The game has quite a lot of sexual innuendo, although it might as well just be explicit due to the complete lack of subtlety or intelligence. Johnson turns into a BIG HOT BONER during one sequence where you are slaying giant beasts, and at every shot, Garcia is screaming"GET A LOAD OF MY BIG HOT BONER". For most of the game, your girlfriend Paula's apparitions are scantly clad in lingerie, and on more than one occasion, Garcia becomes giddy talking about her body. There's even a sequence where you are running through a giant dreamscape of darkness, and you are forced to run along the curves of her "sensual body".
There's no denying it - Shadows of the Damned is not great when it comes to objectification of women. I'm sure there's a crowd out there that will shout "but it's Japan brah, you just don't get it". I'm once again standing my ground, saying that while I appreciate cultural differences, that is not an excuse. It makes me feel uncomfortable, the same way that Bayonetta makes me feel uncomfortable. That could just be a personal thing, but that's also why I don't watch a lot of anime. A lot of the content just makes me feel uncomfortable.

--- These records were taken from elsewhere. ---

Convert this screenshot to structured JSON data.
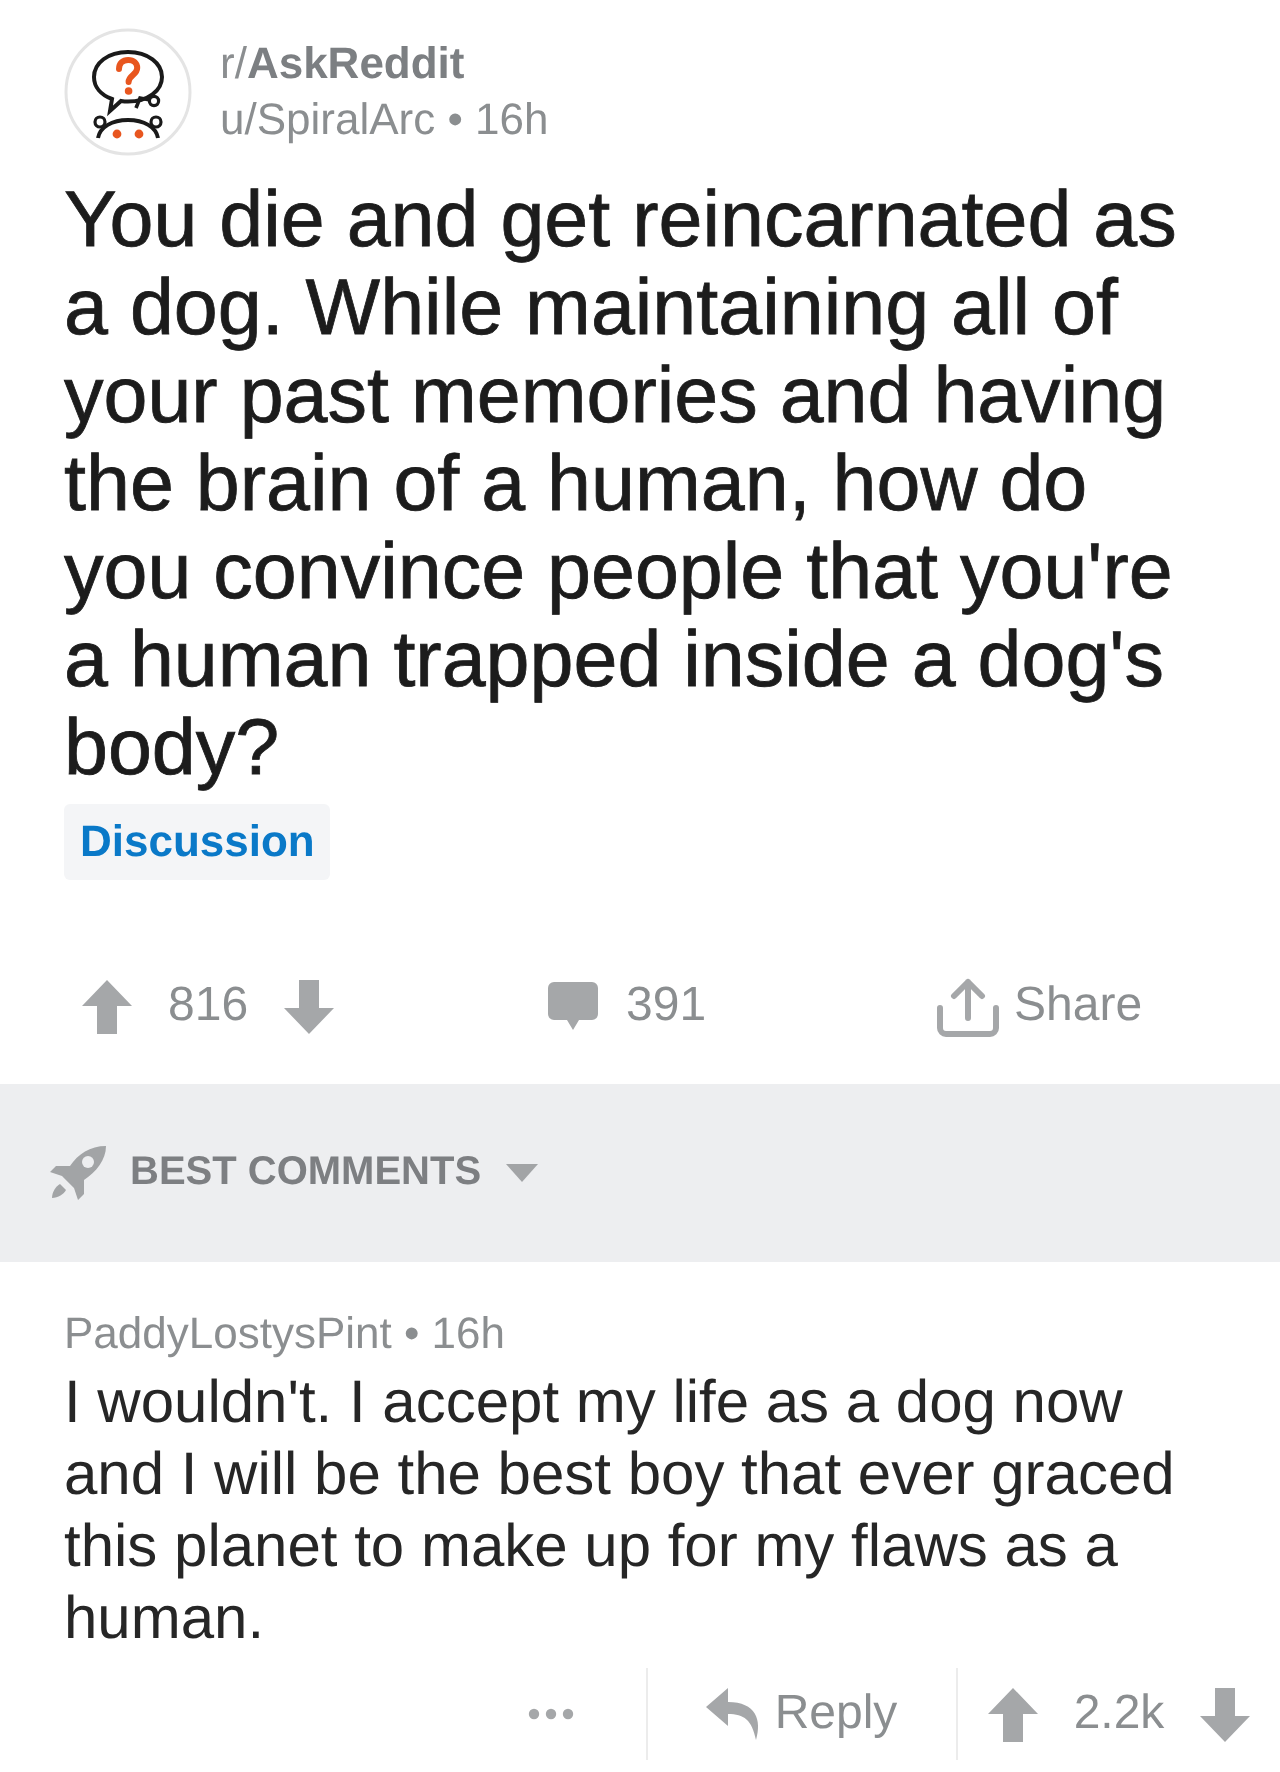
{
  "post": {
    "subreddit": "r/**AskReddit**",
    "byline": "u/SpiralArc • 16h",
    "title": "You die and get reincarnated as a dog. While maintaining all of your past memories and having the brain of a human, how do you convince people that you're a human trapped inside a dog's body?",
    "flair": "Discussion",
    "score": "816",
    "comments": "391",
    "share": "Share"
  },
  "sort": {
    "label": "BEST COMMENTS"
  },
  "comments": [
    {
      "byline": "PaddyLostysPint • 16h",
      "body": "I wouldn't. I accept my life as a dog now and I will be the best boy that ever graced this planet to make up for my flaws as a human.",
      "reply": "Reply",
      "score": "2.2k"
    }
  ]
}
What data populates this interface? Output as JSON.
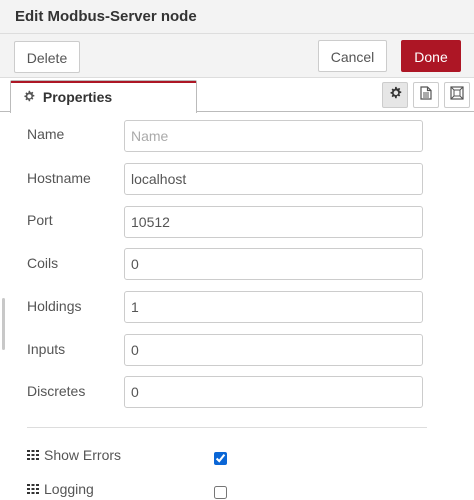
{
  "dialog": {
    "title": "Edit Modbus-Server node"
  },
  "toolbar": {
    "delete_label": "Delete",
    "cancel_label": "Cancel",
    "done_label": "Done",
    "done_color": "#ad1625"
  },
  "tabs": {
    "properties_label": "Properties",
    "properties_icon": "gear-icon",
    "icon_buttons": [
      "gear-icon",
      "description-icon",
      "appearance-icon"
    ]
  },
  "form": {
    "name": {
      "label": "Name",
      "value": "",
      "placeholder": "Name"
    },
    "hostname": {
      "label": "Hostname",
      "value": "localhost"
    },
    "port": {
      "label": "Port",
      "value": "10512"
    },
    "coils": {
      "label": "Coils",
      "value": "0"
    },
    "holdings": {
      "label": "Holdings",
      "value": "1"
    },
    "inputs": {
      "label": "Inputs",
      "value": "0"
    },
    "discretes": {
      "label": "Discretes",
      "value": "0"
    }
  },
  "options": {
    "show_errors": {
      "label": "Show Errors",
      "checked": true,
      "icon": "grid-icon"
    },
    "logging": {
      "label": "Logging",
      "checked": false,
      "icon": "grid-icon"
    }
  }
}
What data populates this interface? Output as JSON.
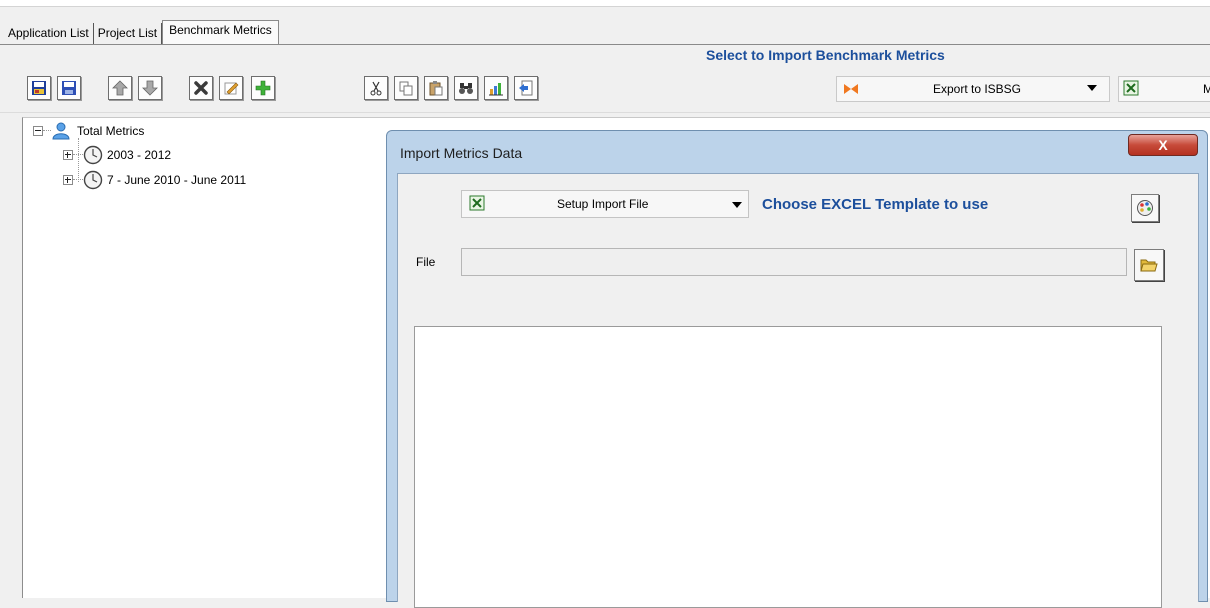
{
  "tabs": [
    {
      "label": "Application List"
    },
    {
      "label": "Project List"
    },
    {
      "label": "Benchmark Metrics"
    }
  ],
  "hint": "Select to Import Benchmark Metrics",
  "toolbar": {
    "icons": [
      "save-colored-icon",
      "save-icon",
      "move-up-icon",
      "move-down-icon",
      "delete-icon",
      "edit-icon",
      "add-icon",
      "cut-icon",
      "copy-icon",
      "paste-icon",
      "find-icon",
      "chart-icon",
      "import-icon"
    ],
    "export_label": "Export to ISBSG",
    "excel_truncated": "M"
  },
  "tree": {
    "root": "Total Metrics",
    "children": [
      {
        "label": "2003 - 2012"
      },
      {
        "label": "7 - June 2010 - June 2011"
      }
    ]
  },
  "dialog": {
    "title": "Import Metrics Data",
    "close": "X",
    "setup_label": "Setup Import File",
    "choose_text": "Choose EXCEL Template to use",
    "file_label": "File",
    "file_value": ""
  },
  "colors": {
    "accent_text": "#1c4f9c",
    "dialog_frame": "#bcd3ea",
    "close_button": "#c74b3a"
  }
}
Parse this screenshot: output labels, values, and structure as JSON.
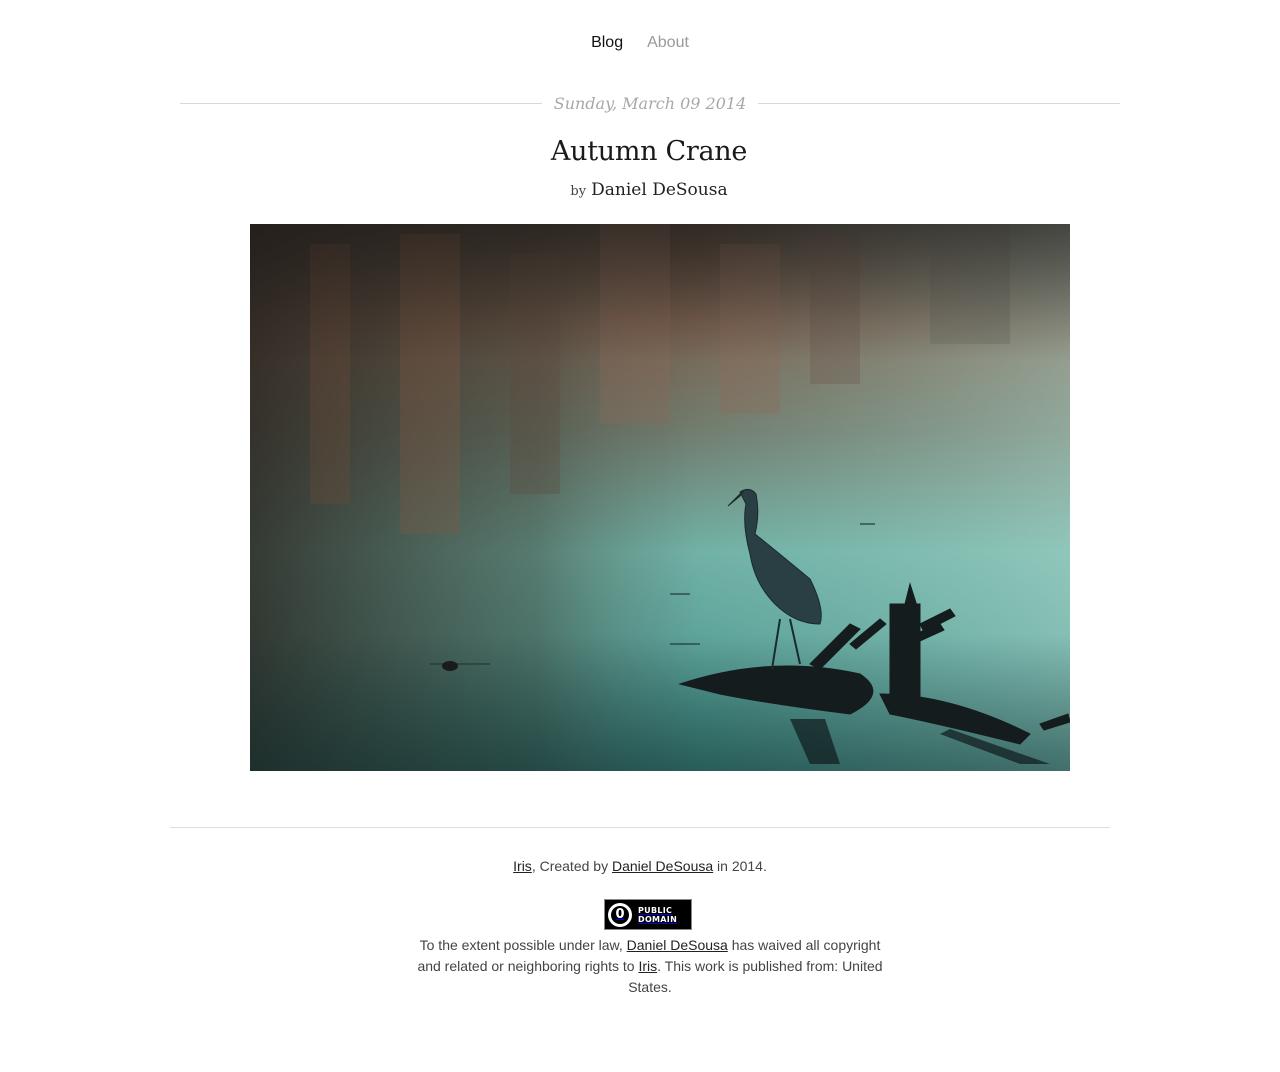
{
  "nav": {
    "blog_label": "Blog",
    "about_label": "About"
  },
  "post": {
    "date": "Sunday, March 09 2014",
    "title": "Autumn Crane",
    "by_label": "by",
    "author": "Daniel DeSousa"
  },
  "footer": {
    "site_link": "Iris",
    "created_by_text": ", Created by ",
    "author_link": "Daniel DeSousa",
    "created_year_text": " in 2014.",
    "badge_number": "0",
    "badge_line1": "PUBLIC",
    "badge_line2": "DOMAIN",
    "license_prefix": "To the extent possible under law, ",
    "license_author_link": "Daniel DeSousa",
    "license_middle": " has waived all copyright and related or neighboring rights to ",
    "license_site_link": "Iris",
    "license_suffix": ". This work is published from: United States."
  },
  "colors": {
    "water": "#5fa9a1",
    "autumn": "#8a6a55",
    "text": "#444444"
  }
}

Yet, when Shadows of the Damned gets serious, I think it really does tell a story where love shines. Through thick and thin, Garcia chases after his love, and he feels remorse for the situation they find themselves in. His profession has placed Paula in this predicament. It feels less like the man saving the woman than Mario Odyssey does, and more like Garcia realises that his circumstances has caused this to happen, and he needs to make it right.
There's a moment, right near the final sequence of the game, where Garcia finally saves Paula. They sit there, shrouded by the darkness, slowly dying together. It's a simple moment, and given the tone of the BIG HOT BONERS just a few hours before, comes off rather unexpected. It threw me for a minute, and got me thinking - there IS something here, underneath all of this prepubescent childish raving.
The gameplay does little to break the mold; if you imagine the controls of Resident Evil 4 tacked into a game that uses darkness in the same way that Alan Wake did, you are right near the target. The enemy design is interesting, and I can definitely see some of the inspiration leak into Mikami's The Evil Within, but what is truly interesting are the side scrolling SHMUP moments.
Playing on the Day of the Dead paper mache` motif, the game introduces you to a string puppet style level where you are moving a puppet of Garcia from left to right, shooting the demons, collecting gems, until you make it to the end. It's charming and a welcome change of pace....the first time. As the game progresses, there are more and more of these popping up, and at one stage, it is used to revolve a boss fight with a major character that really has no impact. It started to make me feel like the production went awry somewhere, like the team was running out of cash.
Which is another crazy thing, EA published this thing. EA put their name on a game that featured giant naked ladies, a BIG HOT BONER, and a swearing Mexican stereotype. Oh how times have changed.
Shadows of the Damned left me conflicted. It has style, and it had the opportunity to be something truly special. Unfortunately it's juvenile, almost a little offensive, but buried underneath that, there's something quite endearing about it. That is no way a defence of it - you will know if you want to go through this journey yourself after reading this article, I'm sure. An interesting creation from two of the biggest Japanese designers at the time, before the renaissance of Dark Souls. I'm not sure I could recommend it, but I'm not entirely sure I could condemn it either.
I'm playing through all of the Suda51 catalogue. The next game on my playlist with be Killer7 on the Gamecube.